Try it
Gather, from the listing beneath this task, every line holding the string "false".

Dataset excerpts

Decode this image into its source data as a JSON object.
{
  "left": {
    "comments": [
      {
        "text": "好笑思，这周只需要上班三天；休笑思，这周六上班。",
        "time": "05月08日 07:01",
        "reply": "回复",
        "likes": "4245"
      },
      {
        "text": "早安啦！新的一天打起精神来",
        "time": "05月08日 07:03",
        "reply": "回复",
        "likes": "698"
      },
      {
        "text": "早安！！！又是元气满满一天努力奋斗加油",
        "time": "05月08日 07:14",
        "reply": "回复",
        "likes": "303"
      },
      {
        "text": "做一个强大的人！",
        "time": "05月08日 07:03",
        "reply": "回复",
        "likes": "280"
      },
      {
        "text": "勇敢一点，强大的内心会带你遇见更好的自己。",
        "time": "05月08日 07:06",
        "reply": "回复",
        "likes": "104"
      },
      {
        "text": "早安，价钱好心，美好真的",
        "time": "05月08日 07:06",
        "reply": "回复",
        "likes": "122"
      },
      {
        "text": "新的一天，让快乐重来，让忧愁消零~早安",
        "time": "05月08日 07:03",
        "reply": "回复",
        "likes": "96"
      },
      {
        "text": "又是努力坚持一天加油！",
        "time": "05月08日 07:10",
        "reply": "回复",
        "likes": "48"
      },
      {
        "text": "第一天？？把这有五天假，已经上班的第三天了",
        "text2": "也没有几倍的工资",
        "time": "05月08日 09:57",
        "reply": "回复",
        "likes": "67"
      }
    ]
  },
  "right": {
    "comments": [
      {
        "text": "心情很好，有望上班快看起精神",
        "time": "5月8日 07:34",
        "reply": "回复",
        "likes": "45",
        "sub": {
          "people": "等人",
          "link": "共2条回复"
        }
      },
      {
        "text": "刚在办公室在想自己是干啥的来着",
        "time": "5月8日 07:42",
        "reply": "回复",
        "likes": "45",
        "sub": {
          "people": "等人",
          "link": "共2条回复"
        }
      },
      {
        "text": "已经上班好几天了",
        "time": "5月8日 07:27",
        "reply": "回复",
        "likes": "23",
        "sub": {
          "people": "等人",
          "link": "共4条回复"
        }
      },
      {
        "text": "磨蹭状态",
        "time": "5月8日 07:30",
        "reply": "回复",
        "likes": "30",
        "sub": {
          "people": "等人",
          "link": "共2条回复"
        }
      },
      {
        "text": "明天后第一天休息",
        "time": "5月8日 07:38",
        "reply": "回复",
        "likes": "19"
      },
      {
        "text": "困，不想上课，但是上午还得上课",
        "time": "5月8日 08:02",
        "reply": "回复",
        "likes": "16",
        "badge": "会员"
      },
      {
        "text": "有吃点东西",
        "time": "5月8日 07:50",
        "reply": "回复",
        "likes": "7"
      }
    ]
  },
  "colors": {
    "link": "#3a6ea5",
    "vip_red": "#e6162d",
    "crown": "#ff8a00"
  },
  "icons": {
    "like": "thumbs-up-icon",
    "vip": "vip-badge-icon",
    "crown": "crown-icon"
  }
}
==
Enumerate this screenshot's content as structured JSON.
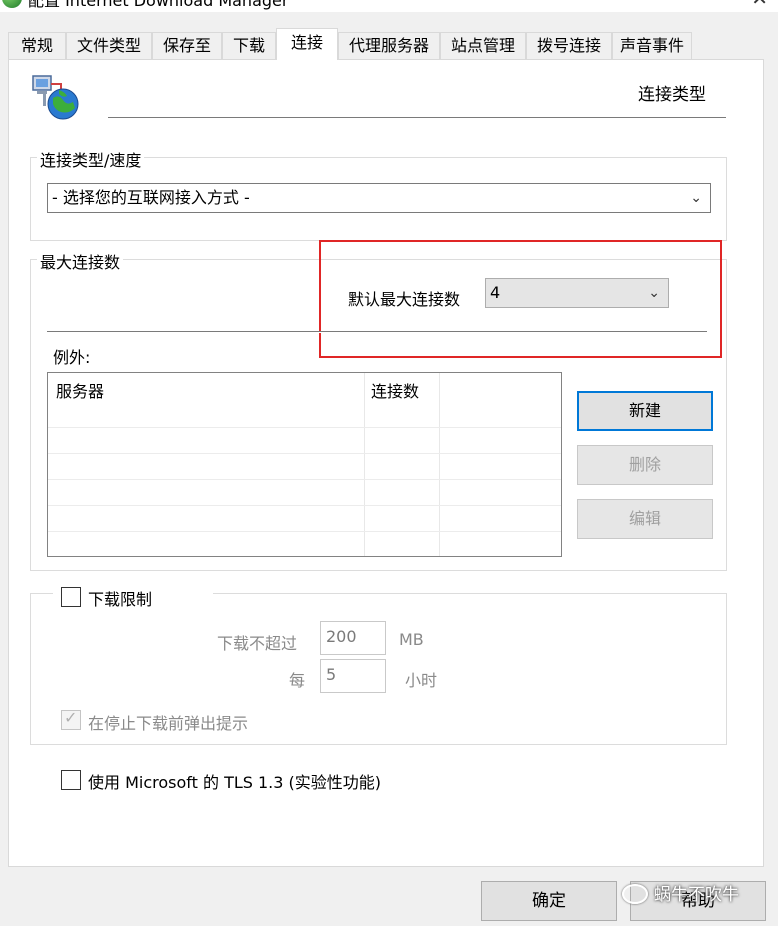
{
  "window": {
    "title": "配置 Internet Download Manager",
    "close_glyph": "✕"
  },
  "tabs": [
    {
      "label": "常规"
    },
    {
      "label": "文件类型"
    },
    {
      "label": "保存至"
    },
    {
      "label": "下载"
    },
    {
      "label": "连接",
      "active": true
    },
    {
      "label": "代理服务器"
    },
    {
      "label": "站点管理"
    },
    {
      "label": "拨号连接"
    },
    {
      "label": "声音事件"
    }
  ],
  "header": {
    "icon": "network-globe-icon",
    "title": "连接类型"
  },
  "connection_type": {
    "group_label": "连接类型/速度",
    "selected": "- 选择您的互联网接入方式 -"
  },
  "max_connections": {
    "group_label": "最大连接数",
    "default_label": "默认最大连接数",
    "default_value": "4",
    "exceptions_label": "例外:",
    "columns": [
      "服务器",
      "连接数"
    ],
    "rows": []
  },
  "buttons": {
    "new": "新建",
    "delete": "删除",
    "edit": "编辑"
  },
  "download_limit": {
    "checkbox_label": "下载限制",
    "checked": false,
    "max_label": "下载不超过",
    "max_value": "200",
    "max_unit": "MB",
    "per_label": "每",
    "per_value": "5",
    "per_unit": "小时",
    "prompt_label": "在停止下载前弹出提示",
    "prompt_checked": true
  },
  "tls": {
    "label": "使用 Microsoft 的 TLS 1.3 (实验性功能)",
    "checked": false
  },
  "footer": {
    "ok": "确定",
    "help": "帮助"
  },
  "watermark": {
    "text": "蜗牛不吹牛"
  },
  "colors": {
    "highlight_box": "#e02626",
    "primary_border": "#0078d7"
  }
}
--
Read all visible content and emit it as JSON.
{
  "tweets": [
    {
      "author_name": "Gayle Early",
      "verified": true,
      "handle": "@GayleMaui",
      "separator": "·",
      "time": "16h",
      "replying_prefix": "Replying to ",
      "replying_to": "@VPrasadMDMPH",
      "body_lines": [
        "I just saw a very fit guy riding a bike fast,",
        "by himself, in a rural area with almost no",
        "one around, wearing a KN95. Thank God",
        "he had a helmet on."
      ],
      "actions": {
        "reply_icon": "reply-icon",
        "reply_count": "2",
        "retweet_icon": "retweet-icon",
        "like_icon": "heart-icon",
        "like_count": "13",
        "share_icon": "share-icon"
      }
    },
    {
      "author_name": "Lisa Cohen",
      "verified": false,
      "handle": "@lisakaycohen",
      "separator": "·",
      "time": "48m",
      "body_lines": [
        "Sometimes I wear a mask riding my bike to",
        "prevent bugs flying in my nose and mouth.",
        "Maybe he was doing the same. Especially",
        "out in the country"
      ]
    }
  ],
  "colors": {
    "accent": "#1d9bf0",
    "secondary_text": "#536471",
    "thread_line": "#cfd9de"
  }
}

The completed task
    "checked": false,
    "checked": false
      "verified": false,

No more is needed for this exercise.